Defense contractors aren’t social workers. However the federal government thinks so, but I digress.
Another one of those states is Pennsylvania’s Public School Employees’ Retirement System (PSERS). Sydney Edelson, inspired by Citizen Stewart’s challenge to us all on one of the 8 Black Hands podcasts, did some research and found that PSERS is managed by numerous investment groups, including Apax Partners and Platinum Equity Capital Partners; both listed on the AFT asset manager watch list.
Apax Partners is the private equity owner of Attenti; a global provider of electronic monitoring technologies for all levels of law enforcement around the world. Platinum Equity Capital Partners is the private equity owner of Securus; whose stake is also held partly by Detroit Pistons team governor Tom Gores.
Securus is a predatory telecommunications company charging high rates and fees to inmates and their families as well as recording confidential conversations between inmates and attorneys, forwarding to prosecutors.
In addition, PSERS also owns shares in CCA and GEO, in addition to a fledgling property connected to Trump Administration senior official Jared Kushner.
The prison industrial complex is big business; lining the pockets of capitalists who hope to that working people are placated by their pension earnings. Thankfully, others are choosing to divest themselves from private prison investments.

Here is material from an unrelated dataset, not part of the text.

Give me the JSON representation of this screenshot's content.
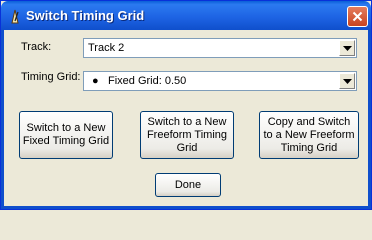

In addition to New Jersey, the California State Teachers’ Retirement System (CalSTRS) voted to divest from CCA and GEO, citing human rights violations of immigrants and their children detained at their facilities. Also, the Chicago Teacher’s Pension Fund added immigrant detention centers and other private prison operators to its list of prohibited investments.
As for Pennsylvania, the president of Local 634 UNITE HERE union representing 2,200 public sector school cafeteria employees and noon-time aides working for the Philadelphia School District, voiced her displeasure in an op-ed saying she couldn’t “bear the thought that [her] retirement will be funded off the grief of the children served.”
Nevertheless, PSERS, comprised of a predominately white board of trustees, shrugged off calls from critics and voted to invest $300 million into a new fund managed by the firm. They shrugged those criticisms off like my friend did the helpful advice from that elder that day before leaving the corner bodega. He did exactly what he said; he became a drug dealer. Two years later, he was driving his own BMW just like he said he would. Unfortunately, he lost his car and his life just one year after that.
Employers, employees, and investment managers may not lose their lives because of private prison investment, but maybe, just maybe, our souls are on the line. If we’re all so serious about Black lives mattering and antiracism in our schools, challenging the ways capitalism makes racism a reality must be at the top of our agenda.